Edinburgh Napier University was so alarmed at the discovery at its student residence, Bainfield Halls, that it has ordered it to be stripped and replaced.
While a survey found that non-combustible insulation had been fitted behind the panels and wall cavities were properly fire-stopped and sprinklers fitted to buildings, the University has still decided to replace the aluminium cladding over the summer.
Elsewhere the privately-owned Shield Building in Newcastle, due to open later this year, has been fitted with Reynobond Polyethylene core cladding.
It has also been confirmed that the privately-run St James’ Point building is fitted with this cladding but the owners insisted accommodation, which was built by Shepherd Construction, was to the highest fire safety standards with sprinklers, a firefighting lift and alarms.
Both buildings will be used to house students from across Newcastle.
Nottingham Trent University has also confirmed three of the seven blocks at its Byron House student complex built by Vinci were clad using Reynobond.
Further south, Bournemouth University has confirmed that a similar type of cladding has been found on one of its student accommodation blocks.
The 16-storey building was developed by Watkin Jones for Bournemouth and the Kaplan International College, and currently houses nearly 400 students.

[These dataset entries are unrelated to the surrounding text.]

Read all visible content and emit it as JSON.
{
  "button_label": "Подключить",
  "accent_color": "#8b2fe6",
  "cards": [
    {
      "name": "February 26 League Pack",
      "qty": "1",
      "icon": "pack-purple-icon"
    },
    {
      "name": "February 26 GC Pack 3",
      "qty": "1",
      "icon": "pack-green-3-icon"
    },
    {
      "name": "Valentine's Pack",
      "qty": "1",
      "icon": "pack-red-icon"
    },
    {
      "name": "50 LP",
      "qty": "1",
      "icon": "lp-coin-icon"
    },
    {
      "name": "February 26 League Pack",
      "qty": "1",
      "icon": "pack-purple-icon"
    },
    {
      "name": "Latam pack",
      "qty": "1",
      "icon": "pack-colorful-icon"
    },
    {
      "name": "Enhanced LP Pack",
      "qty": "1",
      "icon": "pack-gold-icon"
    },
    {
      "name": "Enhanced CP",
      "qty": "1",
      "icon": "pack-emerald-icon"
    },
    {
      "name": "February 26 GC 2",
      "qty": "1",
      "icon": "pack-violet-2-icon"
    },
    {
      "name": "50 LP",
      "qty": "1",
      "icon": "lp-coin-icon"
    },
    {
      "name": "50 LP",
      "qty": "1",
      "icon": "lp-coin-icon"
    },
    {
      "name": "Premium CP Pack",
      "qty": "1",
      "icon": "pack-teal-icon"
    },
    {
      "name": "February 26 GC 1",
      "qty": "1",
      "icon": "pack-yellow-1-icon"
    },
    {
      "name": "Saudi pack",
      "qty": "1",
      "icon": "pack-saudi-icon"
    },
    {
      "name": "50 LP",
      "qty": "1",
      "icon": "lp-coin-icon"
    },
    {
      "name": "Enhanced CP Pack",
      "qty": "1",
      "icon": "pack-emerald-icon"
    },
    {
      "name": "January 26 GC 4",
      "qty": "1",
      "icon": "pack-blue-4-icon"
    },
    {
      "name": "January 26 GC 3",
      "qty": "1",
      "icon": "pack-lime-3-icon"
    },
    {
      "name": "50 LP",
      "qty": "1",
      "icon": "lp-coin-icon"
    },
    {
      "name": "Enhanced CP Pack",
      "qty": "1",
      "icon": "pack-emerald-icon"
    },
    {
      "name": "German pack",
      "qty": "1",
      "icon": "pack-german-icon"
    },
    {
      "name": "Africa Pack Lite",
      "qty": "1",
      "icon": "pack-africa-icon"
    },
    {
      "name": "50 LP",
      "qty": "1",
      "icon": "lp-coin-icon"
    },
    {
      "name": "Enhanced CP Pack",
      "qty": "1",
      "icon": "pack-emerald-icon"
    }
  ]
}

It has been reported that the building was previously reviewed for safety in January 2016 following panels falling off the exterior of the complex; however no fire-safety warnings were reported.

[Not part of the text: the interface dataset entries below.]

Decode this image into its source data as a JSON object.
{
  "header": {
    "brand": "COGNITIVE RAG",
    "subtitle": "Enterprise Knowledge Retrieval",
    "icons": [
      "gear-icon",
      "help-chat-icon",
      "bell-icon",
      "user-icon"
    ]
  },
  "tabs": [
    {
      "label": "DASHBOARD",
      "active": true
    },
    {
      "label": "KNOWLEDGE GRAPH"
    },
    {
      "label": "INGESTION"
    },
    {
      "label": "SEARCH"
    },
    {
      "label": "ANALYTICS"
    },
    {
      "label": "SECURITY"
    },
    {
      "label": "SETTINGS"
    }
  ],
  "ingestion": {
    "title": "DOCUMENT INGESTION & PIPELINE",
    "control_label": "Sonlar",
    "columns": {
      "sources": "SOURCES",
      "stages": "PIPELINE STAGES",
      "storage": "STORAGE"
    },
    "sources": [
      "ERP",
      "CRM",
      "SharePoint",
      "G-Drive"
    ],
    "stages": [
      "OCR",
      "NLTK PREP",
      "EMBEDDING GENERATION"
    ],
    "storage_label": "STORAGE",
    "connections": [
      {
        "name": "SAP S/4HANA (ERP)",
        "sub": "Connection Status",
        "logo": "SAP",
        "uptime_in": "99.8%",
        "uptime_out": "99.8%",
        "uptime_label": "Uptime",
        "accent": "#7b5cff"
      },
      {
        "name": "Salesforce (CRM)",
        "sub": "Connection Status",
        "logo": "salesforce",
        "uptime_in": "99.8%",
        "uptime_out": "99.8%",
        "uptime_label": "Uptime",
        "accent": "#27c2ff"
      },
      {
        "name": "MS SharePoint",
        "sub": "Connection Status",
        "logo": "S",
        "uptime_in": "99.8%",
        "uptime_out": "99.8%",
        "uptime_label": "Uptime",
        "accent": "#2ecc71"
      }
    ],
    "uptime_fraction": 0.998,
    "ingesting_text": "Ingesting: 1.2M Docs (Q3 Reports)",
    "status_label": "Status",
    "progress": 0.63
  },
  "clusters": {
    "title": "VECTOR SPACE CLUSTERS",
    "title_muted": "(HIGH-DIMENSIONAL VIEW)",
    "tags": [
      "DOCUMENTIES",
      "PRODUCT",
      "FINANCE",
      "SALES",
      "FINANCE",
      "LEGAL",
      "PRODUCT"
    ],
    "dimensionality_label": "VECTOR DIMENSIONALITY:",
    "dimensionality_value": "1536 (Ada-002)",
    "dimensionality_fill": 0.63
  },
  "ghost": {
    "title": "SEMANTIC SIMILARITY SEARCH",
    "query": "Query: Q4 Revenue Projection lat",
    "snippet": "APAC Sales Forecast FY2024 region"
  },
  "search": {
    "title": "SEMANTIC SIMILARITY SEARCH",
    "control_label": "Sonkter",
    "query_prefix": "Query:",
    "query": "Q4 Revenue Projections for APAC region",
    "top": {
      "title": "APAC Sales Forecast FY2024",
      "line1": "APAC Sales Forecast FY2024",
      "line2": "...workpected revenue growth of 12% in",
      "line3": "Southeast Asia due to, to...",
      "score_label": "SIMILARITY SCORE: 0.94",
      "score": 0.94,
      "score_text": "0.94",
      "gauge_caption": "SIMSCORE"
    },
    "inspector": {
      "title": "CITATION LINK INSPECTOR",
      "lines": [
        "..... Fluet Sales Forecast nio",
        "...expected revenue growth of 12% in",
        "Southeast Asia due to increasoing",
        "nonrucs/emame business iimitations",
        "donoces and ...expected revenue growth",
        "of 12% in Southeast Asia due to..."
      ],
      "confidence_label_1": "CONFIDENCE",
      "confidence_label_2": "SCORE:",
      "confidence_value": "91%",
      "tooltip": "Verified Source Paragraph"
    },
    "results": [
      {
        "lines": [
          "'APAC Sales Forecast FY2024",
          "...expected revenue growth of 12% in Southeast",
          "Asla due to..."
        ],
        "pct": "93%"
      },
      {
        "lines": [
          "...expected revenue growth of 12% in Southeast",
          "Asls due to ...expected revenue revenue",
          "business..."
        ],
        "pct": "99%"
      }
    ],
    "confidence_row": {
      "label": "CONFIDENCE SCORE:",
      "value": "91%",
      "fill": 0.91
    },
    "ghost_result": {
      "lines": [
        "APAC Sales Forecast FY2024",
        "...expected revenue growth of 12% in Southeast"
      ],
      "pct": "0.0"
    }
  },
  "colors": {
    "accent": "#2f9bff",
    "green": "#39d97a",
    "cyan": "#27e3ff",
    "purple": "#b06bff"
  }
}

In Essex, a student accommodation complex, which houses both students from South Essex College and the University of Essex is currently under review. The accommodation currently houses 561 students, with shared kitchen facilities.
Danielle Cullen, Managing Director at StudentTenant.com, said: “It’s saddening to hear that newly developed buildings, and buildings which have been recently reviewed by professionals, are using the exact same cladding as Grenfell Tower.
“How have the architects, builders, and providers of the cladding missed how potentially dangerous it is until now? Why has it taken an awful tragedy to highlight how unsafe this is?”